Does soccer sound like too demanding a game for you? Maybe you feel like you do not have enough energy to run up, down and across a 100-yard pitch for an entire 90 minutes. Or perhaps the laws of the game are a bit of a turn off for you. Do not walk away; there’s another much simpler version of the game that you will probably enjoy more.

Welcome to street football, the informal version of the game of soccer, or, in official lingo, association football. Street football is more like a party than a soccer match; it is the AND1 of soccer. It is a version of the game that is played purely for fun and has been around for a while now.

History of street football

Street football has been around almost for as long as football itself. There is no recorded date or period when people started playing street football– that is just how informal it is.

That said, there is evidence and history of informal matches played around the world more than a century ago.

Street football format

The main format is no format at all. There really are no filed rules of street football, which is the basic idea. For example, while in one place you will find people using wooden goalposts in one area, others will be using clothes as goals elsewhere while in a different place you will notice a wall used as the target.

While you may expect football to have two opposing teams, you will find instances where teams have a neutral player kicking for both teams according to the specific rules. This variation of rules from place to place and from one game to the net is what makes street football continuously exciting.

The only universal feature of street football, thus, would be the presence of a football. That said, the balls used do not have a specific standard in regards to size or material. Anything goes.

Street football matches may have referees to enforce the set rules, but this is not mandatory either. Rules may even be altered within the course of a match. Another popular feature of street football matches is their flair. Players are more interested in showing their dribbling, control and trickery skills than anything else.
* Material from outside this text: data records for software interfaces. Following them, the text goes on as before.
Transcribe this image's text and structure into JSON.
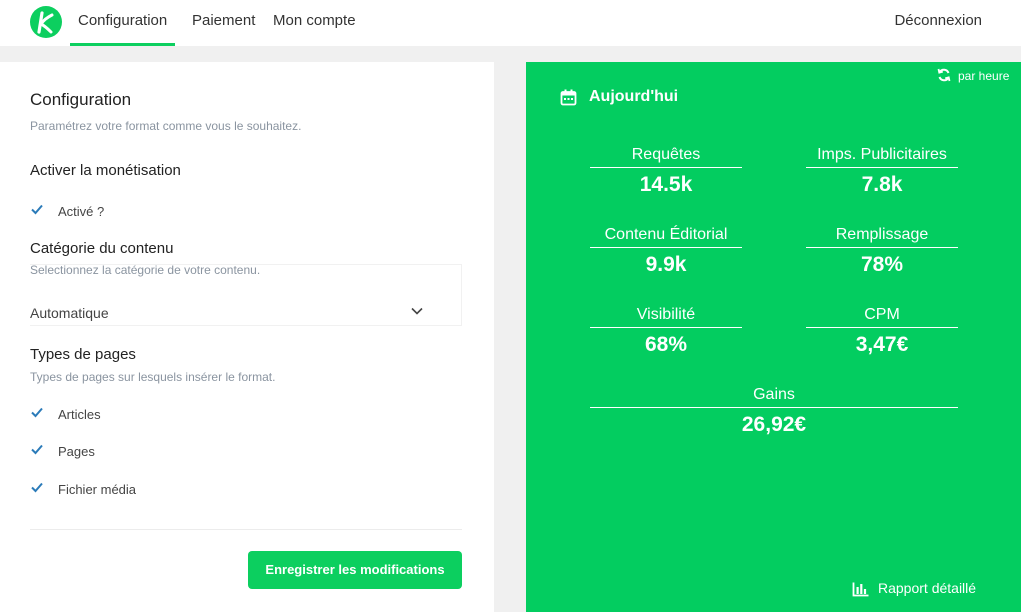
{
  "nav": {
    "tabs": [
      {
        "label": "Configuration",
        "active": true
      },
      {
        "label": "Paiement",
        "active": false
      },
      {
        "label": "Mon compte",
        "active": false
      }
    ],
    "logout": "Déconnexion"
  },
  "config": {
    "title": "Configuration",
    "subtitle": "Paramétrez votre format comme vous le souhaitez.",
    "monetisation": {
      "title": "Activer la monétisation",
      "checkbox": {
        "label": "Activé ?",
        "checked": true
      }
    },
    "category": {
      "title": "Catégorie du contenu",
      "subtitle": "Selectionnez la catégorie de votre contenu.",
      "selected": "Automatique"
    },
    "page_types": {
      "title": "Types de pages",
      "subtitle": "Types de pages sur lesquels insérer le format.",
      "items": [
        {
          "label": "Articles",
          "checked": true
        },
        {
          "label": "Pages",
          "checked": true
        },
        {
          "label": "Fichier média",
          "checked": true
        }
      ]
    },
    "save_label": "Enregistrer les modifications"
  },
  "stats": {
    "refresh_label": "par heure",
    "period": "Aujourd'hui",
    "items": [
      {
        "label": "Requêtes",
        "value": "14.5k"
      },
      {
        "label": "Imps. Publicitaires",
        "value": "7.8k"
      },
      {
        "label": "Contenu Éditorial",
        "value": "9.9k"
      },
      {
        "label": "Remplissage",
        "value": "78%"
      },
      {
        "label": "Visibilité",
        "value": "68%"
      },
      {
        "label": "CPM",
        "value": "3,47€"
      },
      {
        "label": "Gains",
        "value": "26,92€"
      }
    ],
    "report_label": "Rapport détaillé"
  },
  "colors": {
    "brand_green": "#03cd60",
    "text_muted": "#8a94a0",
    "check_blue": "#2b7bb9"
  },
  "icons": [
    "logo-icon",
    "refresh-icon",
    "calendar-icon",
    "check-icon",
    "chevron-down-icon",
    "bar-chart-icon"
  ]
}
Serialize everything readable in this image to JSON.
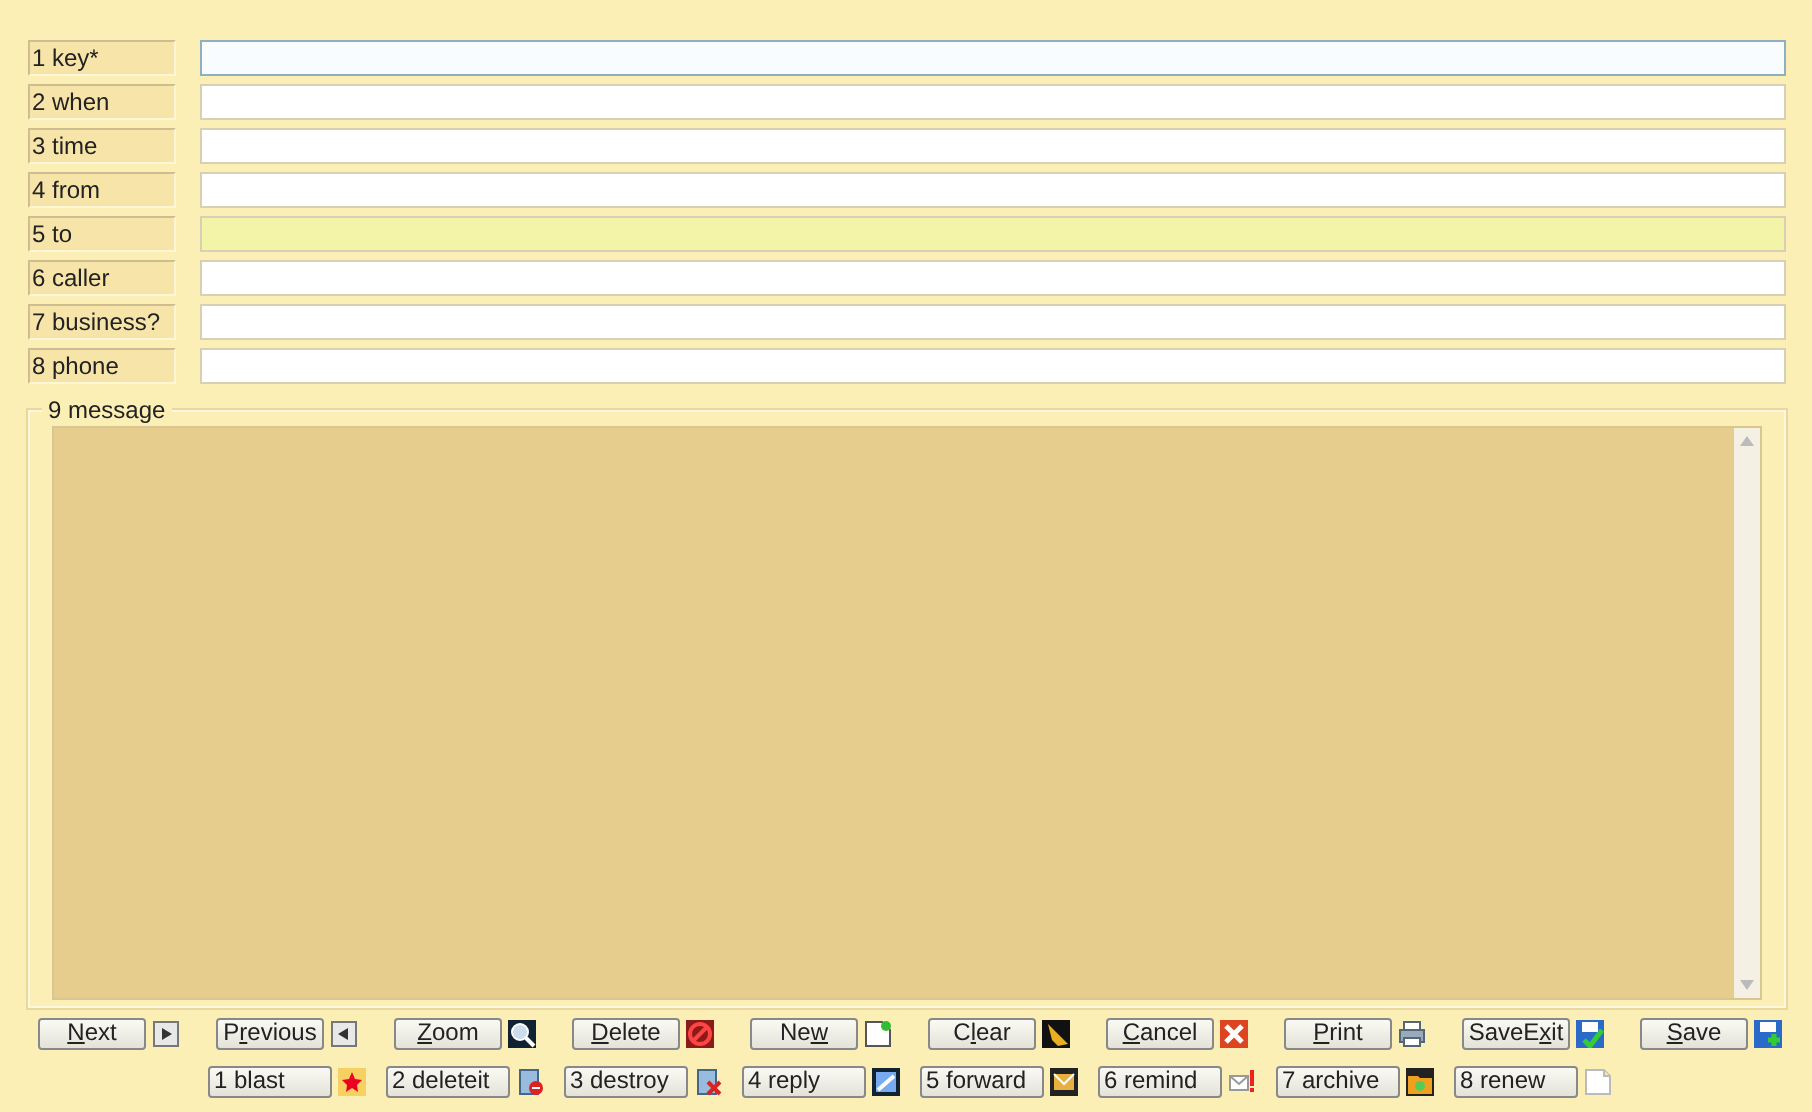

How a goal is scored is almost always more important than whether it is scored.

Order within chaos

While the format may make street sound like a chaotic game, it really is a far cry from that. The games themselves are usually friendly encounters and hardly ever involve violence. There is never a shortage of shouts and yells but these are more about cheering than conflict.

There exist organizational structures that guide street football in many areas. These organizations help to promote the game of skills around the world. There have been serious competitions in the years gone past- the Street Football World Championship is the most notable among them.

Different crop of players

Usually, the most renowned street football players do not go into professional soccer. They are usually flair boys who wouldn’t survive in the pressure environment of a pro soccer team. That said, street soccer is so exciting that even professionals love to get a kick when they can. Frenchman Thierry Henry and Brazilian Ronaldinho ‘Gaucho’ were especially popular figures in this soccer model.